Sunday, April 29, 2012

Nineteenth-Century Memory: On Biography, Forgetfulness and Not Knowing

Sundial, St Peter's Church, Norton Disney
Photograph by J. Hannan-Briggs
Used under the Creative Commons License
In March this year I attended a conference at Leeds Trinity University College on the theme of Nineteenth-Century Memory: Approaches and Appropriations. Papers ranged broadly, from Victorian accounts of the recent past to NeoVictorian re-imaginings, from trauma and melancholy to tropes of time passing.

Of particular interest to me were papers on the subject of memory and life narrative, including Jo Taylor (Keele) on the posthumous reputation of Samuel Taylor Coleridge as shaped by the editorship of his children, Sara and Hartley, and Hana Leaper (Liverpool) who traced the influence of Leslie Stephen’s Mausoleum Book on the work of Virginia Woolf and Vanessa Bell. And it was Victorian biography -- a much-maligned genre -- that provided the subject matter for Trev Lynn Broughton’s (York) opening keynote on the topic of remembering and forgetting.

Broughton challenged the notion that remembering and forgetting are opposite terms. To forget something, she argued, was not simply a case of failing to remember. Turning to biography, so often seen (in its Victorian manifestation) as a ‘site and sign of repression’, a literary form in thrall to censorship and reticence, forgetfulness can be read as a creative act. In organising a life into a coherent narrative, biography is necessarily selective; it chooses what memories to transmit to a new generation of readers, and it chooses what elements to pass over, to omit or obscure. For Broughton, therefore, biographies are both a ‘memorial’ and a ‘site of burial’ -- in remembering their  subject, they demonstrate the importance of forgetting.
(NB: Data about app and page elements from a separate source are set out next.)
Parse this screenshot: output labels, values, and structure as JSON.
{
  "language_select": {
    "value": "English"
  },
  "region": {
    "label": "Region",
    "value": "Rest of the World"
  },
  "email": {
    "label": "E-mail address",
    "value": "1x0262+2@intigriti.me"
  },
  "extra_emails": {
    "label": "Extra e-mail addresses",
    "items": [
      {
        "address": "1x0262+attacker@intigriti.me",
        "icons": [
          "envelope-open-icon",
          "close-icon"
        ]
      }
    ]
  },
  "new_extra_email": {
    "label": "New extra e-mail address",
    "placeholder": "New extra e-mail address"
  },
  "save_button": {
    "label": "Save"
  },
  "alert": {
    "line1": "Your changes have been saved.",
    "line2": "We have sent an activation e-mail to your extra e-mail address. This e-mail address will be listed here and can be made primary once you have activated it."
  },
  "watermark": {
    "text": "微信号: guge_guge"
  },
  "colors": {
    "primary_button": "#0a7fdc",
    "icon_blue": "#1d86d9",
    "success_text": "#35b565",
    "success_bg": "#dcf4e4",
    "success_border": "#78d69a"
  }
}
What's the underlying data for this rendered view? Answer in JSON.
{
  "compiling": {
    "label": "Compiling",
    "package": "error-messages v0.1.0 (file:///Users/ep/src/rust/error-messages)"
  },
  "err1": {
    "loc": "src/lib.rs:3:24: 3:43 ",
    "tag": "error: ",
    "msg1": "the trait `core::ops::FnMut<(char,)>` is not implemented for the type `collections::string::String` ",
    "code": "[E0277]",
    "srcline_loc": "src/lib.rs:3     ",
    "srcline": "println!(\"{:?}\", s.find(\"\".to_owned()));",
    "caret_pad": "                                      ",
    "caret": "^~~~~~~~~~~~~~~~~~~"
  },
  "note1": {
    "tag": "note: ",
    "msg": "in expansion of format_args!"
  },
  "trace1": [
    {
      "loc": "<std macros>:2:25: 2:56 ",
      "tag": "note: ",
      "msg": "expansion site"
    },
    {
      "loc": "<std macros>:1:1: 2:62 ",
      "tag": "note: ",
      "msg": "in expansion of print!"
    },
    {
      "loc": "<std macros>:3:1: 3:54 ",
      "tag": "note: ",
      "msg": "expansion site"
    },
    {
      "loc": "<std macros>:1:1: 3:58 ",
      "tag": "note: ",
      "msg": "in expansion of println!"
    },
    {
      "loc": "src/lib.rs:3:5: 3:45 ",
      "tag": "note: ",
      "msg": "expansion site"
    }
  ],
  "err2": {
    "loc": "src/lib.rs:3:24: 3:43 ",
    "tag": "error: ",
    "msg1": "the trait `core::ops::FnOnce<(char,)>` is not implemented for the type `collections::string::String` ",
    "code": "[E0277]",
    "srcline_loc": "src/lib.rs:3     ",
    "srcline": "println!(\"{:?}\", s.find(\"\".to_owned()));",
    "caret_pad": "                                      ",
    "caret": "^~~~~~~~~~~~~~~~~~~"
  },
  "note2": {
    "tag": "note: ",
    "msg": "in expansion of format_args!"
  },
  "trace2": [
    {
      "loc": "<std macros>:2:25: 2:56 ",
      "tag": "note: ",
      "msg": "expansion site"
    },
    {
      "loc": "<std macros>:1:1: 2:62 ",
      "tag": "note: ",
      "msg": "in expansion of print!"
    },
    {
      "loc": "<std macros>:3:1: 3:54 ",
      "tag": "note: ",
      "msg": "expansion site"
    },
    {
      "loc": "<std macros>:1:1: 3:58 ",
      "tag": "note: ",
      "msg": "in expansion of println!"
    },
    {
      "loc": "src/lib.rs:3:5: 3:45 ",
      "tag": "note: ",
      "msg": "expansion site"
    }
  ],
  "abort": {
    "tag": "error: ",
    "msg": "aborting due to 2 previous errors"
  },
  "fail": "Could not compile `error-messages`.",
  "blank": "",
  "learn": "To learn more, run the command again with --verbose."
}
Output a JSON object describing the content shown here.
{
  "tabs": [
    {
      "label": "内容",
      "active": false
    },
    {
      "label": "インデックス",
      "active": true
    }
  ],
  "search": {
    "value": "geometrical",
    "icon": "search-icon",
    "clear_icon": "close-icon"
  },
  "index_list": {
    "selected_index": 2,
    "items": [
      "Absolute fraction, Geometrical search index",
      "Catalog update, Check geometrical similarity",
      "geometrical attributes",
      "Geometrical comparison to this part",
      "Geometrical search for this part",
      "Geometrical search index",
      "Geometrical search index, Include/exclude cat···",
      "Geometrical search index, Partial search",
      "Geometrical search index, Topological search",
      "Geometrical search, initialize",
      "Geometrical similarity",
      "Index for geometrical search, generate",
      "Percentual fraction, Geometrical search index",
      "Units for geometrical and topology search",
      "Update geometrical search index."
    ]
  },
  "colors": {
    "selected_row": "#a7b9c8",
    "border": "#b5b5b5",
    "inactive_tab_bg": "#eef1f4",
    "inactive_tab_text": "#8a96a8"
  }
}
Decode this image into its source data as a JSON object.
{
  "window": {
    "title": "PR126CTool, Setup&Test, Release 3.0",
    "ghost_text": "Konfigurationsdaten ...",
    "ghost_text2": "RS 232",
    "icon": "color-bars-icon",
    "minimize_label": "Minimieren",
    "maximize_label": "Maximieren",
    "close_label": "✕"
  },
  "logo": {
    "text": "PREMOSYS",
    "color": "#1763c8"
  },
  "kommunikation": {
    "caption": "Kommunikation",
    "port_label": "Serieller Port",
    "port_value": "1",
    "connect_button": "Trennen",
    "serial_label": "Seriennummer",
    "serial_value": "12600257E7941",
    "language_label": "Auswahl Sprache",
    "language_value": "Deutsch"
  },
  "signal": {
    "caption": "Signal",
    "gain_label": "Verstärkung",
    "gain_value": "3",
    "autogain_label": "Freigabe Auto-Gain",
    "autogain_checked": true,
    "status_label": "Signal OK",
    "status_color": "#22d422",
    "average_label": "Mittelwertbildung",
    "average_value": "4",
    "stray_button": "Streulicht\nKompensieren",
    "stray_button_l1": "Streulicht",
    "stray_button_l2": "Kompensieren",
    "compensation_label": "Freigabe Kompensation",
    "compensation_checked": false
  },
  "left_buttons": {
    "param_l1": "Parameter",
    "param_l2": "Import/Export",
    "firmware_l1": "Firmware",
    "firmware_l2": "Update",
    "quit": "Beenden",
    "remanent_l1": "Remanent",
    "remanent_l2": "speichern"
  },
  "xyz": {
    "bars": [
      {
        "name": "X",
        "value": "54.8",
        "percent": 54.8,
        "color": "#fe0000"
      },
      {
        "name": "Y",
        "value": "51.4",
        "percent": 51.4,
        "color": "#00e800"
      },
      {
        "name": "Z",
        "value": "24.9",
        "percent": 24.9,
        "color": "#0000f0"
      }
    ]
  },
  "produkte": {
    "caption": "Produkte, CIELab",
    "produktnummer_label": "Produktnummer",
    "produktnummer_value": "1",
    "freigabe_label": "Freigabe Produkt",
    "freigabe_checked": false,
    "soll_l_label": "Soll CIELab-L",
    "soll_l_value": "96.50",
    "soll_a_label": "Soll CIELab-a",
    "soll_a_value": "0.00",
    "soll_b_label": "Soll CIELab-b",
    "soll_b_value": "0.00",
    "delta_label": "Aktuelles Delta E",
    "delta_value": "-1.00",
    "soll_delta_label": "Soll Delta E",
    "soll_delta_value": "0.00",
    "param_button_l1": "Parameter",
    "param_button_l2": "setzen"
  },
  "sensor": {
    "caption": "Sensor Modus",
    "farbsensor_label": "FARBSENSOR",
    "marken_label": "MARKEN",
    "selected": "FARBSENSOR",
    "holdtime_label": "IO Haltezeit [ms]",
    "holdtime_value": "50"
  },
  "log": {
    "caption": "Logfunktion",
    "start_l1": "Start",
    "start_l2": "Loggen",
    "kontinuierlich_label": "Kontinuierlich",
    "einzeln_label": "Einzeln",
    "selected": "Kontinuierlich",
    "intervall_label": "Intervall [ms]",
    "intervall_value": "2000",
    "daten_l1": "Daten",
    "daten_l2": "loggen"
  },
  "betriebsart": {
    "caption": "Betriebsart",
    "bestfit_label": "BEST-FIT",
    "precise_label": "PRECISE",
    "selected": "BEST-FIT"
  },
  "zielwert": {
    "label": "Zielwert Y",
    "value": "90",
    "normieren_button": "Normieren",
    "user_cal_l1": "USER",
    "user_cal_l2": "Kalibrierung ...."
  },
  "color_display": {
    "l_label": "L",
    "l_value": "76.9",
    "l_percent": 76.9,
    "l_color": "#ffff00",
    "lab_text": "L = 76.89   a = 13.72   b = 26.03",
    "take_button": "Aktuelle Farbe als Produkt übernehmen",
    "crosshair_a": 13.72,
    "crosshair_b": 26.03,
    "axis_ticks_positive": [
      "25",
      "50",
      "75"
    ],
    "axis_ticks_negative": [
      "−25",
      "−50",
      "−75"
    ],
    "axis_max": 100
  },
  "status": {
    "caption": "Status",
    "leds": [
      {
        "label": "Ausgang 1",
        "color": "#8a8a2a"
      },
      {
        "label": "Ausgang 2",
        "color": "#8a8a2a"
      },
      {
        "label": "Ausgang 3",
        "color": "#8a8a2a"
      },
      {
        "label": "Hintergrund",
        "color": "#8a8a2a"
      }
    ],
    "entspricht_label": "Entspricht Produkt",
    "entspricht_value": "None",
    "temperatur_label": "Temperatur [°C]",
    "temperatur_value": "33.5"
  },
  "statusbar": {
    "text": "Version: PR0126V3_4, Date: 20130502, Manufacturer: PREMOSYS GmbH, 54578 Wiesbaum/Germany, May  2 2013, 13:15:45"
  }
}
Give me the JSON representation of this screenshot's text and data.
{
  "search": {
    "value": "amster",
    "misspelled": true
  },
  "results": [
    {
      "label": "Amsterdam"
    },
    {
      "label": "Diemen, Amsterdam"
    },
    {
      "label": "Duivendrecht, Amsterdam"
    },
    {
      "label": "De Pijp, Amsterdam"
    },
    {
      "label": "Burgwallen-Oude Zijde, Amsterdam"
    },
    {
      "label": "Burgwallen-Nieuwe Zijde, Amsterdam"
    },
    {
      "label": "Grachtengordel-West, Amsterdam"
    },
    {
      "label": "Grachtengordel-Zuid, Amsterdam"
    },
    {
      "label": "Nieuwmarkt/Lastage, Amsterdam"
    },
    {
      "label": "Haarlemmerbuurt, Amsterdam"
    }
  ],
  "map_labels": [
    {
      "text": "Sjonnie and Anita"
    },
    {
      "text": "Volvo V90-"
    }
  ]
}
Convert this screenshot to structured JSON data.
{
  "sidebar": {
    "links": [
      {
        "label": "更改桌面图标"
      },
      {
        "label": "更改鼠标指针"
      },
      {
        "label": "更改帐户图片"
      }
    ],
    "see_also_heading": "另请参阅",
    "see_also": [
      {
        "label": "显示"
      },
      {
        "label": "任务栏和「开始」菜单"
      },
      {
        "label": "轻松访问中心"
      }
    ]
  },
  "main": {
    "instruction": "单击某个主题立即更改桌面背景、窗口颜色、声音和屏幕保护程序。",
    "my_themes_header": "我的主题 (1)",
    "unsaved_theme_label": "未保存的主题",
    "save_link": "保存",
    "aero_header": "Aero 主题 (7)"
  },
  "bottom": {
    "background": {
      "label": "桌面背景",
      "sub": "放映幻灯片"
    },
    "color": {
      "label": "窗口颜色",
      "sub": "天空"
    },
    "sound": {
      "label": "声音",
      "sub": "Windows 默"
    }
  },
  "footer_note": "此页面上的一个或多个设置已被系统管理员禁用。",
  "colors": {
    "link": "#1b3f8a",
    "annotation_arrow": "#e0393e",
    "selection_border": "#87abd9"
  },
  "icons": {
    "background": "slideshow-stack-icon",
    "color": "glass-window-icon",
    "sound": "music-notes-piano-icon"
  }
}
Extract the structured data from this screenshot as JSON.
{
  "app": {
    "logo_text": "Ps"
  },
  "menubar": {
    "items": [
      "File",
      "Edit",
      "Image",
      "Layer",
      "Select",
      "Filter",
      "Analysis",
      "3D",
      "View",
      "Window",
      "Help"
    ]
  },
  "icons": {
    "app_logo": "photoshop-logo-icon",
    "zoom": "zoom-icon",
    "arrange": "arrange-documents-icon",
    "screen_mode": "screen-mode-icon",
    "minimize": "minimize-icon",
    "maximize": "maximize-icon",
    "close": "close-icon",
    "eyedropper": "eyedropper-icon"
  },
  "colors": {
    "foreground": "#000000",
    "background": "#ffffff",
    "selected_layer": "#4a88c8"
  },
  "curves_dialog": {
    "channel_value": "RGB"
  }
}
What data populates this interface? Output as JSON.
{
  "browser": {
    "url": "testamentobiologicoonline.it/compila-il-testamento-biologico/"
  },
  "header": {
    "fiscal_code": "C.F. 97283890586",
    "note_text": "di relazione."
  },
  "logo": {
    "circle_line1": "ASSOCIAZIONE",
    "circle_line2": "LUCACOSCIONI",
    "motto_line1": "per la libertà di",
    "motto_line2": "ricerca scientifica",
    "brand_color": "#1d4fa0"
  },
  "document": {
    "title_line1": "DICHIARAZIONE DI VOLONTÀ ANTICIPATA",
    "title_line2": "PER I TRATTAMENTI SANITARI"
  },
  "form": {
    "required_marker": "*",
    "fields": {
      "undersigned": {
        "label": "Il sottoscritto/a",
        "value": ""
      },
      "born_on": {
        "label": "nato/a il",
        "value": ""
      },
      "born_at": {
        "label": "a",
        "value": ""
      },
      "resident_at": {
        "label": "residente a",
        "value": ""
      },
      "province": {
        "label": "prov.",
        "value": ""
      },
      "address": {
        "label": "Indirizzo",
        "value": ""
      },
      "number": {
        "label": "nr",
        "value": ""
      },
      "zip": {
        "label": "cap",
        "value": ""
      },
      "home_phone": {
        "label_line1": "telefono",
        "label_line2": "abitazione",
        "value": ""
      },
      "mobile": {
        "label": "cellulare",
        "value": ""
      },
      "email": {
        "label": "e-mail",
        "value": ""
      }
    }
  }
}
The endlessly re-tellable nature of life narratives supports this reading of biography as a product of forgetfulness. With each new version of a life -- with each new claim to have written the “definitive” account -- different elements are remembered and forgotten, different memories are uncovered and buried. But is it ever possible (or desirable) to remember and memorialise a life both entire and complete? Alongside remembering and forgetting, should we consider the problem of not knowing?

In 1927, E.M. Forster delivered the Clarke Lectures at Trinity College, Cambridge, published later that year under the title Aspects of the Novel. In these lectures Forster drew a distinction between ‘Homo Fictus’, the species of human living in fiction, and ‘Homo Sapiens’, the species of human living in history [1]. What separates these different classes of being is their un/knowability:

In daily life we never understand each other, neither complete clairvoyance nor complete confessional exists. But people in a novel can be understood completely by the reader, if the novelist wishes; their inner as well as their outer life can be exposed. We cannot understand each other, except in a rough and ready way; we cannot reveal ourselves, even when we want to; what we call intimacy is only makeshift; perfect knowledge is an illusion. But in the novel we can know people perfectly. [2]

It is beyond the scope of this blog post to debate Forster’s claims for status of characters in fiction, but his account of the unknowability of ‘Homo Sapiens’ helps shed a light on the vitality of remembering and forgetting in life-writing. If our knowledge of a biographical subject is ‘illusive’, then remembering and forgetting are the means by which we construct this illusion. In remembering certain elements and forgetting others, we cover and smooth the gaps and fractures -- we can thus stake a (false) claim to the “definitive” life. And yet, it is the unknowable nature of ‘Homo Sapiens’ -- the very impossibility of ‘clairvoyance’ or ‘complete confessional’ -- that empowers the biographer to remember and forget, which guarantees the re-telling, the re-writing, the re-membering of a life narrative.

[1] E.M. Forster [1927], Aspects of the Novel (London: Edward Arnold, 1945), p. 78.
[2] Forster, Aspects of the Novel, pp. 67-8.

1 comment:

  1. This is of especial interest to me. I wrote my doctoral dissertation on how the popular image of Benjamin Franklin in the early United States was shaped largely by what he wrote about himself. I noted that every biographer for almost a century had an agenda to peddle, notably people who wrote school books, but they all depended on what Franklin had said about his own life. In other words, the self-made man continued to make himself for long after he died. Today, when I read an anecdote supposedly about Franklin, I know it was fabricated by a moralist or recognize it as an anecdote that in Franklin's time was told about William Pitt. What people remember is often something they never knew in the first place.